There’s a rift growing in the GOP. Backing away from anti-gay positions held by party leaders, including those belonging to House Speaker John Boehner, a growing contingent of Republicans is now supporting the legalization of same-sex marriage.
Last week, former Utah Gov. Jon Huntsman urged his fellow conservatives to join him in supporting marriage equality. And this week, dozens of influential Republicans—Huntsman included—will submit a legal brief asking the Supreme Court to strike down Proposition 8, the California ballot initiative passed in 2008 that outlawed gay marriage in the state, and all other similar bans.
The justices are set to hear the Proposition 8 case and another gay rights one involving a challenge to the federal government’s 1996 Defense of Marriage Act next month.
The New York Times:
The Proposition 8 case already has a powerful conservative supporter: Theodore B. Olson, the former solicitor general under Mr. Bush and one of the suit’s two lead lawyers. The amicus, or friend-of-the-court, brief is being filed with Mr. Olson’s blessing.
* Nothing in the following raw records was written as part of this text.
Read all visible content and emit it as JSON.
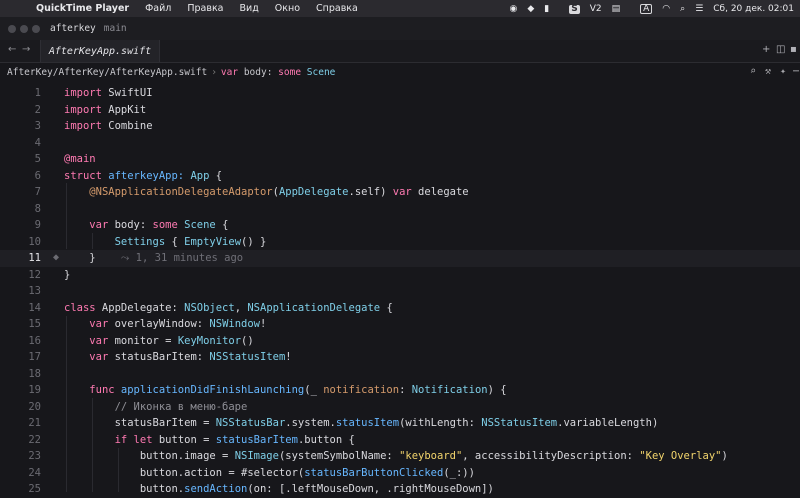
{
  "menubar": {
    "app_name": "QuickTime Player",
    "items": [
      "Файл",
      "Правка",
      "Вид",
      "Окно",
      "Справка"
    ],
    "status": {
      "vpn": "V2",
      "datetime": "Сб, 20 дек.  02:01"
    }
  },
  "window": {
    "project": "afterkey",
    "branch": "main"
  },
  "tab": {
    "label": "AfterKeyApp.swift"
  },
  "breadcrumb": {
    "path": "AfterKey/AfterKey/AfterKeyApp.swift",
    "symbol_kw": "var",
    "symbol_name": "body:",
    "symbol_some": "some",
    "symbol_type": "Scene"
  },
  "editor": {
    "active_line": 11,
    "blame": "1, 31 minutes ago",
    "lines": [
      {
        "n": "1"
      },
      {
        "n": "2"
      },
      {
        "n": "3"
      },
      {
        "n": "4"
      },
      {
        "n": "5"
      },
      {
        "n": "6"
      },
      {
        "n": "7"
      },
      {
        "n": "8"
      },
      {
        "n": "9"
      },
      {
        "n": "10"
      },
      {
        "n": "11"
      },
      {
        "n": "12"
      },
      {
        "n": "13"
      },
      {
        "n": "14"
      },
      {
        "n": "15"
      },
      {
        "n": "16"
      },
      {
        "n": "17"
      },
      {
        "n": "18"
      },
      {
        "n": "19"
      },
      {
        "n": "20"
      },
      {
        "n": "21"
      },
      {
        "n": "22"
      },
      {
        "n": "23"
      },
      {
        "n": "24"
      },
      {
        "n": "25"
      }
    ],
    "t": {
      "import": "import",
      "swiftui": "SwiftUI",
      "appkit": "AppKit",
      "combine": "Combine",
      "main": "@main",
      "struct": "struct",
      "app_name": "afterkeyApp:",
      "app": "App",
      "lbrace": " {",
      "at_adaptor": "@NSApplicationDelegateAdaptor",
      "lp": "(",
      "appdelegate": "AppDelegate",
      "self_rp": ".self) ",
      "var": "var",
      "delegate": " delegate",
      "body": " body: ",
      "some": "some",
      "scene": " Scene",
      "scene_brace": " {",
      "settings": "Settings",
      "ob": " { ",
      "emptyview": "EmptyView",
      "ev_tail": "() }",
      "rbrace": "}",
      "class": "class",
      "appdelegate_decl": " AppDelegate: ",
      "nsobject": "NSObject",
      "comma": ", ",
      "nsappdel": "NSApplicationDelegate",
      "brace_tail": " {",
      "overlay": " overlayWindow: ",
      "nswindow": "NSWindow",
      "bang": "!",
      "monitor": " monitor = ",
      "keymonitor": "KeyMonitor",
      "parens": "()",
      "statusbar": " statusBarItem: ",
      "nsstatusitem": "NSStatusItem",
      "func": "func",
      "adfl": " applicationDidFinishLaunching",
      "lp_us": "(_ ",
      "notif": "notification",
      "colon": ": ",
      "notification_t": "Notification",
      "rp_brace": ") {",
      "comment": "// Иконка в меню-баре",
      "sbi_assign": "statusBarItem = ",
      "nsstatusbar": "NSStatusBar",
      "system": ".system.",
      "statusitem": "statusItem",
      "wl": "(withLength: ",
      "nsstatusitem2": "NSStatusItem",
      "varlen": ".variableLength)",
      "if": "if",
      "let": " let",
      "button_eq": " button = ",
      "sbi": "statusBarItem",
      "dot_button": ".button {",
      "button_image": "button.image = ",
      "nsimage": "NSImage",
      "ssn": "(systemSymbolName: ",
      "keyboard": "\"keyboard\"",
      "acc": ", accessibilityDescription: ",
      "keyov": "\"Key Overlay\"",
      "rp": ")",
      "button_action": "button.action = #selector(",
      "sbbc": "statusBarButtonClicked",
      "sel_tail": "(_:))",
      "button_dot": "button.",
      "sendaction": "sendAction",
      "on_args": "(on: [.leftMouseDown, .rightMouseDown])"
    }
  }
}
It argues, as he does, that same-sex marriage promotes family values by allowing children of gay couples to grow up in two-parent homes, and that it advances conservative values of “limited government and maximizing individual freedom.”
Legal analysts said the brief had the potential to sway conservative justices as much for the prominent names attached to it as for its legal arguments. The list of signers includes a string of Republican officials and influential thinkers — 75 as of Monday evening — who are not ordinarily associated with gay rights advocacy, including some who are speaking out for the first time and others who have changed their previous positions.
Among them are Meg Whitman, who supported Proposition 8 when she ran for California governor; Representatives Ileana Ros-Lehtinen of Florida and Richard Hanna of New York; Stephen J. Hadley, a Bush national security adviser; Carlos Gutierrez, a commerce secretary to Mr. Bush; James B. Comey, a top Bush Justice Department official; David A. Stockman, President Ronald Reagan’s first budget director; and Deborah Pryce, a former member of the House Republican leadership from Ohio who is retired from Congress.